Google’s plans to roll out a checking-account service with Citigroup and a California credit union will likely meet with “stiff political opposition” amid consumer privacy concerns and rancor toward financial and tech companies, according to Cowen.
“There is a real debate about whether big tech or big banks are more politically toxic in Washington,” analyst Jaret Seiberg wrote in a note Wednesday. “We don’t see how combining the two will make either less contentious.”
Seiberg flagged the “intense scrutiny” aimed at other big-tech efforts to break into financial services. He cited the global focus on Facebook’s proposed stablecoin Libra and New York’s sex-discrimination investigation of the Goldman-Apple credit card. He expects hearings before Senate Banking and House Financial Services committees, perhaps as soon as December.
Washington is ultimately unlikely to block the partnership, but may subject it to “intense” federal and state oversight, Seiberg said, asking whether “the political and regulatory pressure is worth the benefits of the joint effort.”
If Cowen is “wrong and the political reaction is muted,” the door might be open for tech companies to seek Industrial Loan Company charters to more fully enter banking without working with existing banks, he added. “By contrast, a big uproar would tell us that Washington is not prepared for this outcome.”

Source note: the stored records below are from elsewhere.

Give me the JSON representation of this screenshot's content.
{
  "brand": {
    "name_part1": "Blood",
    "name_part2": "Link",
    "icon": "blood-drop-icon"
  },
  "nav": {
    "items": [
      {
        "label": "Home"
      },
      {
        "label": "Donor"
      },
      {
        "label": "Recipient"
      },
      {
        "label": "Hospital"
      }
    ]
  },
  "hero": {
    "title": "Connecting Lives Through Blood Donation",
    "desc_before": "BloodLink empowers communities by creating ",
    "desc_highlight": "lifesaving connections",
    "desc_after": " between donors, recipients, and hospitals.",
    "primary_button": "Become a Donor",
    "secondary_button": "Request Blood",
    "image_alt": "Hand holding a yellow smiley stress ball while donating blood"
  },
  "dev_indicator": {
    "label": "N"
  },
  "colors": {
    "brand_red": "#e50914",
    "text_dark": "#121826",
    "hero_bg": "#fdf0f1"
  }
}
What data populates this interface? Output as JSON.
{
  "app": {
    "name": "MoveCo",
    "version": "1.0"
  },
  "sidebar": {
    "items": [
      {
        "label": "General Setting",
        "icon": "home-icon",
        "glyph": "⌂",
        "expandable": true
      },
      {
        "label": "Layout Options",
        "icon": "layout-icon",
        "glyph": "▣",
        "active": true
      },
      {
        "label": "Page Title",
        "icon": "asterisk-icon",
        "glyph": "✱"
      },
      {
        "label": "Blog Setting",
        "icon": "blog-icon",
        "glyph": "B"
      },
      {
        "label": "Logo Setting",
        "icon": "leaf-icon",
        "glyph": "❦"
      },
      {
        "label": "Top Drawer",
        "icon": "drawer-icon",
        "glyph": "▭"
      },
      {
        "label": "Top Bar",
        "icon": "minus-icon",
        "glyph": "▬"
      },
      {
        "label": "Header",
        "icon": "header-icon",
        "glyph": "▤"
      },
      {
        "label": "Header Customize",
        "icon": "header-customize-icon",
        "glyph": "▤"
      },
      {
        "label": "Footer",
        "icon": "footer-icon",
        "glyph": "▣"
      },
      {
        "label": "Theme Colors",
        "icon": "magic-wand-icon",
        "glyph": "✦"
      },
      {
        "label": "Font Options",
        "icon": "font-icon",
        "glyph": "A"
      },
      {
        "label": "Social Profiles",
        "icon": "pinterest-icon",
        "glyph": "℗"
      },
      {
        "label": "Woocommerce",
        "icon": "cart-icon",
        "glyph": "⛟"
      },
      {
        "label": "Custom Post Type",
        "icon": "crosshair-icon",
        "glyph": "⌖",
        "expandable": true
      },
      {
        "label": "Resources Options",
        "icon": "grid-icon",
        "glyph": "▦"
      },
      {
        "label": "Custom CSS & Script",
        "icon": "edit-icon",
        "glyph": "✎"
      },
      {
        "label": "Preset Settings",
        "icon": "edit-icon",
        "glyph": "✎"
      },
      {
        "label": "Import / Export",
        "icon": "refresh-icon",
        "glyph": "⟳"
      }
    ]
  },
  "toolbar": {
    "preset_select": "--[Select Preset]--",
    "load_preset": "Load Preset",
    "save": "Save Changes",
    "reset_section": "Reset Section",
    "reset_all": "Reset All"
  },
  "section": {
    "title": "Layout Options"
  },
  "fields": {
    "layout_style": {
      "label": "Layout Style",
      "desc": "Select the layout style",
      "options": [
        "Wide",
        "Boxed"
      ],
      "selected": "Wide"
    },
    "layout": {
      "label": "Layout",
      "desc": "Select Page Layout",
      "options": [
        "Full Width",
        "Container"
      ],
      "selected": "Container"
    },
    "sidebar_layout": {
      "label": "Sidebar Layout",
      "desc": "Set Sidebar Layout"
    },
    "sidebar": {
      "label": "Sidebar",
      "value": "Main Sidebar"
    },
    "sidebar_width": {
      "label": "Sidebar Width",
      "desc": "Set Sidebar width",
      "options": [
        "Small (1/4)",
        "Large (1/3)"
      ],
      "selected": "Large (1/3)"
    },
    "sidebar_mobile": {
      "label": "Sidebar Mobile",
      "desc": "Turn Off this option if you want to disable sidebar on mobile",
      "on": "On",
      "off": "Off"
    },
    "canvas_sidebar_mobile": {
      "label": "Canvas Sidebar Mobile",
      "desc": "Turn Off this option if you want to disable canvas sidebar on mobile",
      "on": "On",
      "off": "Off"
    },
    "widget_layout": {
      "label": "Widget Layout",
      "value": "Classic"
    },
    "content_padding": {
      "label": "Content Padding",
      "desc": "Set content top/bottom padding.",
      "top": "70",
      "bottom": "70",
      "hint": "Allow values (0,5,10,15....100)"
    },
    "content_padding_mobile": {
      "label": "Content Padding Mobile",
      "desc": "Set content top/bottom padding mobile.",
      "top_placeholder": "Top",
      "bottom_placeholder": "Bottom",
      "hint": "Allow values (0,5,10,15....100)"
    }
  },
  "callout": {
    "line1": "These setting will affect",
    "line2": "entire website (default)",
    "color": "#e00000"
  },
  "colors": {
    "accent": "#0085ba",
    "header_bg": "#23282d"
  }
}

Shares of Alphabet Inc., Google’s parent, gained about 0.2 percent in mid-day trading on Wednesday, while Citigroup fell about 0.6 percent. Bank stocks underperformed, with the KBW Bank Index down about 0.8 percent, after Federal Reserve Chairman Jerome Powell said in testimony before Congress that the current stance of monetary policy is likely to be sufficient, provided the economy stays on track.